TelePlus Healthcare, a Summit-based startup focused on managing chronic health conditions to prevent the need for hospital admissions, has launched an all-out effort to help hospitals and government agencies manage the coronavirus pandemic.
NJTechWeekly.com spoke to Suzanne Shugg, TelePlus Healthcare’s founder and CEO, on Monday, about the company’s public health approach to COVID-19.
The startup’s methodology starts with education and telemedicine, where patients can check in and describe their current symptoms, learn about risks and be told what to do. Patients can also speak to a healthcare provider for recommendations or treatments via tablets, phones or computers.
In addition, TelePlus has created a physician education program, to train doctors on how to manage their patients’ COVID-19 infections. Those who participate will be given access to the company’s portal, which will enable them to manage their patients remotely. Through this program, TelePlus has been expanding the number of physicians who can meet the current needs of our sick population.

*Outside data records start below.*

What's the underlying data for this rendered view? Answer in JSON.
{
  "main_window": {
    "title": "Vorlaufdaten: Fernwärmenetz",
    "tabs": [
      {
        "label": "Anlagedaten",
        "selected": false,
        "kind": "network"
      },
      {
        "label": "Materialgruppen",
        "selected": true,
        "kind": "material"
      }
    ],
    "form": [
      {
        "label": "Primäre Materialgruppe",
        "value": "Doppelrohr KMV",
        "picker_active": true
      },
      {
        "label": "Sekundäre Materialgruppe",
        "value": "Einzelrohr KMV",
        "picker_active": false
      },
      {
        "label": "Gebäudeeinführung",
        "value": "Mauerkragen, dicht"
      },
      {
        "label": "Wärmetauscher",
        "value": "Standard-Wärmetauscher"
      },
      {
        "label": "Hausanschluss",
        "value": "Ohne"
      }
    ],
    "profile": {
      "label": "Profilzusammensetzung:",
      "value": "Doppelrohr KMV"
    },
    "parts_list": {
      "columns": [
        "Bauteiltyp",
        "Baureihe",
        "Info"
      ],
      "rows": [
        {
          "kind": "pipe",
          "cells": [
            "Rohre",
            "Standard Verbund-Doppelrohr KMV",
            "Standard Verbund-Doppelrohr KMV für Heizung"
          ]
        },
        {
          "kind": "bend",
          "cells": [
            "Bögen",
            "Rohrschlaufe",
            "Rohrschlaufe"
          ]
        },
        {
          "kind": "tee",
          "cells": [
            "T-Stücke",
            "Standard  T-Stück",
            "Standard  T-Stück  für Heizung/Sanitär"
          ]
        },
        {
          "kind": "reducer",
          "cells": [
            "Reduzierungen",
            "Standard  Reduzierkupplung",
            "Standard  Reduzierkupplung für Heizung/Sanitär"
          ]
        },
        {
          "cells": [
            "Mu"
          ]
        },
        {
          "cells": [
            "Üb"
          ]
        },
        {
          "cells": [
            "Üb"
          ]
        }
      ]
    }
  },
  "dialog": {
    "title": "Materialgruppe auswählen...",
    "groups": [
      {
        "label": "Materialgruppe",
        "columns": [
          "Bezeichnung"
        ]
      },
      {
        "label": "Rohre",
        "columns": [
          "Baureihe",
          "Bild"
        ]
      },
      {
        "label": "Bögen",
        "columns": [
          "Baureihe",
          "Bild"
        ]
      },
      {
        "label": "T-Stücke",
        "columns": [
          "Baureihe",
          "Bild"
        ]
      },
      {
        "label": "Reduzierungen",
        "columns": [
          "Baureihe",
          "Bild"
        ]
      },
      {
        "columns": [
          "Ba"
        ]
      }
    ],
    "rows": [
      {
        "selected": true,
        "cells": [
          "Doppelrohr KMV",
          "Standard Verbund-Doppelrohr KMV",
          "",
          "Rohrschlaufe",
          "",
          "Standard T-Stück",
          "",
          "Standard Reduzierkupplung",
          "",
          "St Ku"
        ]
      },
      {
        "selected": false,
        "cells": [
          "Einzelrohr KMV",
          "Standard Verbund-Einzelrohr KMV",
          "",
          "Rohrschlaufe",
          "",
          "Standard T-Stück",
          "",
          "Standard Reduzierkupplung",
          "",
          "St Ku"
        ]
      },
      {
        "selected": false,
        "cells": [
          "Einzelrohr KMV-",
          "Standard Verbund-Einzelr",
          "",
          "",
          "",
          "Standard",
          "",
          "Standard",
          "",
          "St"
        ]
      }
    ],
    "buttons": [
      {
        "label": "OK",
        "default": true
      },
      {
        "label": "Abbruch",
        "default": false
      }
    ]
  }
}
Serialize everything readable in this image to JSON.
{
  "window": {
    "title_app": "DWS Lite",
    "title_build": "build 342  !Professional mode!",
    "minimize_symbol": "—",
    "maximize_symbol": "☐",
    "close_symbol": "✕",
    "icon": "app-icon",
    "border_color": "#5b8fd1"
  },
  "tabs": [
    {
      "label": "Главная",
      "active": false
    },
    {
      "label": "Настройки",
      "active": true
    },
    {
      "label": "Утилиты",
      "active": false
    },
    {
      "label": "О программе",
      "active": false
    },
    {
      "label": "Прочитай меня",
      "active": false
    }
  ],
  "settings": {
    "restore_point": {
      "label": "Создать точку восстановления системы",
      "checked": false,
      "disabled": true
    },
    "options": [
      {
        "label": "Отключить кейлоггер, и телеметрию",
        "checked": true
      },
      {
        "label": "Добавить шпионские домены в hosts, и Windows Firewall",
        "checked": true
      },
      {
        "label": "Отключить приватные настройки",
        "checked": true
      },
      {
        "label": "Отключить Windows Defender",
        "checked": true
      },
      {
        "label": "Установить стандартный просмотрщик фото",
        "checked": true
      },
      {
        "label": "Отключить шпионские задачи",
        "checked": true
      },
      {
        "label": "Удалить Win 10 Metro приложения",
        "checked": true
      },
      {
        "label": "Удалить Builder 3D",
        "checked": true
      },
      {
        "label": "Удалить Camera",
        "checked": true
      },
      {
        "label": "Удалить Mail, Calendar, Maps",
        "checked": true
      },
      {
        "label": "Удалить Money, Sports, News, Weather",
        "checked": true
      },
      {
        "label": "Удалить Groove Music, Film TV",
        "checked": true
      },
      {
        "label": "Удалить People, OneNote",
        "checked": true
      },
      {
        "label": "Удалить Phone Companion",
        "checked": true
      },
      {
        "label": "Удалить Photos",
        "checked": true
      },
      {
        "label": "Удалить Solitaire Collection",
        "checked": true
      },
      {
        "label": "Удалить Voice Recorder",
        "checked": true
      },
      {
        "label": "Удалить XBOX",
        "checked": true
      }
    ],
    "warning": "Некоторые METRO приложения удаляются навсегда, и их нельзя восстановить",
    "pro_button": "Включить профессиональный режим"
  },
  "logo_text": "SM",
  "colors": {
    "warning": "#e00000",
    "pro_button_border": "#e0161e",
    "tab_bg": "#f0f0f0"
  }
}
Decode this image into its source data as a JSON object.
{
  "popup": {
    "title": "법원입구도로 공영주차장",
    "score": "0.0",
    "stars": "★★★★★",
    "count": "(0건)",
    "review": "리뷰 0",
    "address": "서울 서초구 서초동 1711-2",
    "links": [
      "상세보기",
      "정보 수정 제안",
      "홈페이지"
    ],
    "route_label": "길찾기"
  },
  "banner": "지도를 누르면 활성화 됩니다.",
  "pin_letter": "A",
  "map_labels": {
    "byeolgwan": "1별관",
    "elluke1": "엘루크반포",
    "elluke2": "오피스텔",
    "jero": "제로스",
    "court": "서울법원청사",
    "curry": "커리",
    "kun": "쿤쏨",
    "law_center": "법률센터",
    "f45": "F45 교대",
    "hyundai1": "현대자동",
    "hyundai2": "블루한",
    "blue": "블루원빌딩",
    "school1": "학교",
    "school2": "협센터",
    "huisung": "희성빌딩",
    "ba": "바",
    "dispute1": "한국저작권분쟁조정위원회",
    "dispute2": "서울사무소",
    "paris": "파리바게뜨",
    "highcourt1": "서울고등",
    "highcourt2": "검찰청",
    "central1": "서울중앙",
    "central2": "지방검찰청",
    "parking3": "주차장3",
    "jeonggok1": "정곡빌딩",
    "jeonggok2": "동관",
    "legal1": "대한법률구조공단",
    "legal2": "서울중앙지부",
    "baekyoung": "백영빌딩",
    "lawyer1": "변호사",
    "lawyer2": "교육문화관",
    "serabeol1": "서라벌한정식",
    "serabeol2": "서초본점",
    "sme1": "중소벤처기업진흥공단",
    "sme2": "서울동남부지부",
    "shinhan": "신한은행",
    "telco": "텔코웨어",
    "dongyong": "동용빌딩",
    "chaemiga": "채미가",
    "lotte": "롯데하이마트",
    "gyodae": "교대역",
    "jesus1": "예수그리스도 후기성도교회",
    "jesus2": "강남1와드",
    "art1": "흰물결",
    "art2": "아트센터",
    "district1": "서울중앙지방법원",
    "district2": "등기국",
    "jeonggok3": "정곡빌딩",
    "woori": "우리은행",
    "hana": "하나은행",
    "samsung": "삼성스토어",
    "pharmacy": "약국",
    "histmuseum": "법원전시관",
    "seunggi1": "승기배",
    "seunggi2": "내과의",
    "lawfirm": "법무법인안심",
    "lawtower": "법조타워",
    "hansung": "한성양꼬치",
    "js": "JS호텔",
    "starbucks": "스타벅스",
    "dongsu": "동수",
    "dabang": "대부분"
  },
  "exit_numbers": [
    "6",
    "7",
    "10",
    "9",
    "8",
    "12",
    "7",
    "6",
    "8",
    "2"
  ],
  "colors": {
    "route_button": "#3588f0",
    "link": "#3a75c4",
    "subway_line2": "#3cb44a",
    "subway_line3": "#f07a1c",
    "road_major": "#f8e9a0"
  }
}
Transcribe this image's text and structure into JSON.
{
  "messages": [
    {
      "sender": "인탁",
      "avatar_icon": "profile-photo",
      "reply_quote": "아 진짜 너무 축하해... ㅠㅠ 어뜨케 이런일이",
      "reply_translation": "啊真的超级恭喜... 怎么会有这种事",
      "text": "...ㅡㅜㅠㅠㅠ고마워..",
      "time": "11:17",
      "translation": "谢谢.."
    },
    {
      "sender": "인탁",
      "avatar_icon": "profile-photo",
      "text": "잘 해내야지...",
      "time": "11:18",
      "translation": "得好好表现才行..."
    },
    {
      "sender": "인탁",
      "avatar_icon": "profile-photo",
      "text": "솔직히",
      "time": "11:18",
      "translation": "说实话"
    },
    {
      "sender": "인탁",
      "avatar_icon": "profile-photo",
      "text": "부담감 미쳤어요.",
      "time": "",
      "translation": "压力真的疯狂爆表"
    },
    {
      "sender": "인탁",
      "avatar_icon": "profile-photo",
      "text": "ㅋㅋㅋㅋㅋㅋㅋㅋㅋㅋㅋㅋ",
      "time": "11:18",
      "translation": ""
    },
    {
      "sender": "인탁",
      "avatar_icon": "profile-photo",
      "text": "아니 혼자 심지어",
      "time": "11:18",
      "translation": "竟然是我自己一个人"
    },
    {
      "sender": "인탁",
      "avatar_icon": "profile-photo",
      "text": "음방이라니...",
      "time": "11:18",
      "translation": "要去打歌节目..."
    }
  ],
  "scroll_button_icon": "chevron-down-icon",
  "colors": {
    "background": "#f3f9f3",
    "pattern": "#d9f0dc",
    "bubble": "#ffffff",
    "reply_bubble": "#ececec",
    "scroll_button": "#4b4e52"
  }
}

Shugg described the reasoning behind this approach. She started by referring to an NPR report, in which Richard Waldhorn, a pulmonary critical care physician who’s done research on hospital preparedness at the Johns Hopkins Center for Health Security, says that the federal government’s planning assumptions based on past flu pandemics suggest a surge in demand for intensive care that could range somewhere between 200,000 and 2.9 million patients, However, the total number of existing intensive-care-unit beds is about 65,000. So, by identifying the population at risk before they need to go to the hospital, and providing intervention, TelePlus hopes to the mitigate the demand for those beds.
To get started, the patient-centered protocol works like this: When in contact with TelePlus health providers, patients will be asked why they think they have the virus. Do they have a fever? Do they have a cough? What are their symptoms? “We’ll find out if they’ve done any recent travel or visited any recent meetings or conferences,” Shugg said.
If the answer is yes, “We ask specific questions about arrival, such as did they get an Uber to their plane or train, because this all needs to be documented so we can track all this stuff. We’ll ask about recent contact with an infected person. Do you know who this person is? What their address is? Where they work? We’d just be trying to create a picture so that we get all that information. If a person has a fever of over 100.5 degrees, that could indicate that they are getting into trouble.”
Using Remote Monitoring
Shugg said that they’d then work on immediately outfitting patients with Bluetooth-equipped thermometers and pulse oximeters, which measure blood oxygen saturation.
One of the differences between the TelePlus approach and single-contact hospital or clinic visits is that, once the remote devices are issued, the company and its associated doctors will be able to monitor patients multiple times a day for two weeks. The patients are not left on their own, as would be the case after a one-and-done visit. Shugg said that this approach would help prevent the spread of the disease and minimize deaths.
“We have telemedicine two-week management protocols to monitor temperature, pulse ox, location and contacts — developed based on the data from Wuhan, where the pandemic first started. We ask five questions daily, and the patient takes their temperatures and pulse ox every four hours. Patients can take these measurements more often if they don’t feel well.” TelePlus has partnered with epidemiologists and infectious disease doctors who are experts in this field, Shugg said.
“We know from the data from China that when people get in trouble, their pulse ox begins to drop.” Suzanne Shugg, TelePlus Healthcare
“We know from the data from China that when people get in trouble, their pulse ox begins to drop.” Also, their temperature rises. They develop a SARS-like syndrome, she said, which involves the lungs. If they can predict who is going to be at risk for the SARS-like syndrome, there are certain blood pressure medications — called “angiotensin-converting enzyme inhibitors” (ACE inhibitors)and “angiotensin II receptor blockers” (ARBs) — that limit the harm that SARS does to the lungs, and these drugs could be used to help these patients, Shugg said.
The company is developing algorithms to scale this approach and integrate into electronic health records. It’s ready to do so, but needs some funding, she noted.
The TelePlus COVID-19 plan includes hospital protocols, telemedicine protocols and a database for case tracking and quarantine tracking. “We have created preventive guidelines, management protocols and treatment recommendations to help in this effort,” said Shugg.
“In addition, we are looking at patients’ past medical histories, medications as well as location reporting to help monitor the spread of the virus and inform people of their risk, given their medical conditions. TelePlus is fortunate to have experts who have specialized experience in epidemiology and infectious disease. We have also examined the data from, Wuhan, the city where the virus was first identified, to better manage our population.”